I was somewhat in shock still when I asked Fred what is the deal with this elephant? He told me that when he first saw him he was standing in a low spot and he thought that it was a small bull. He said it moved a little and he and the trackers realized it was much bigger than they thought but did not say it in English so I didn’t know what was going on. This elephant has beautiful ivory, not broken at all. After pulling them out of the skull they are 58”x 15.5” and 56” x 15.25” and I still can’t believe how beautiful.
I will have to break off hear but will continue the report and provide pictures as soon as possible. Adios for now. Jim
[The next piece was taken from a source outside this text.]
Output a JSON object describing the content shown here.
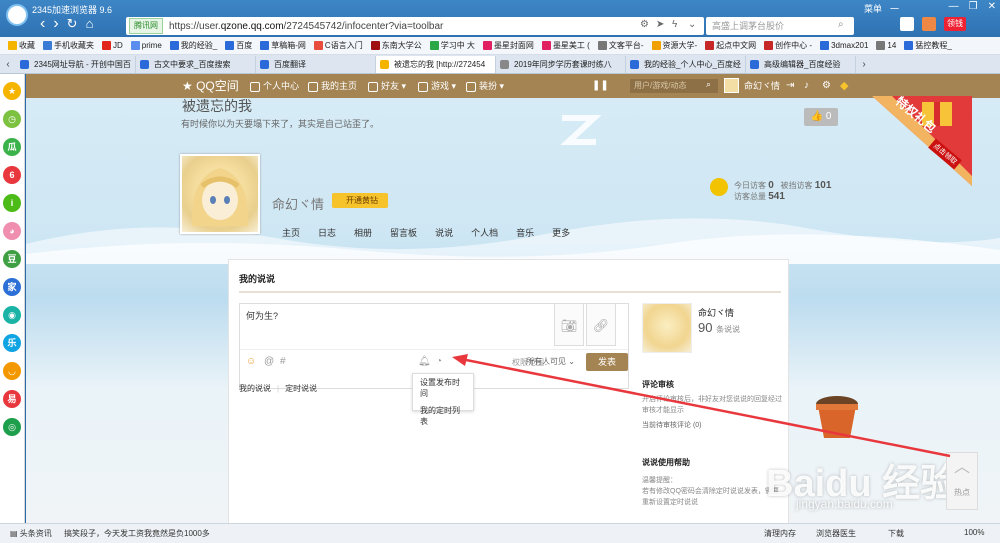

To read Caprivi Elephant Part II and to see some pictures of this hunt click here.
Hey hey, Congratulations!
Fred is definitely different, but a good hunter.
Glad you had a great hunt!
Hi Jaustin, Thanks for the hunting report! I glad you had a good time and shot a great elephant.
Jaustin, Thanks for sharing those special moments with us. I look forward to seeing the pictures. What is the weight of the tusks?
i was wondering the ivory weight as well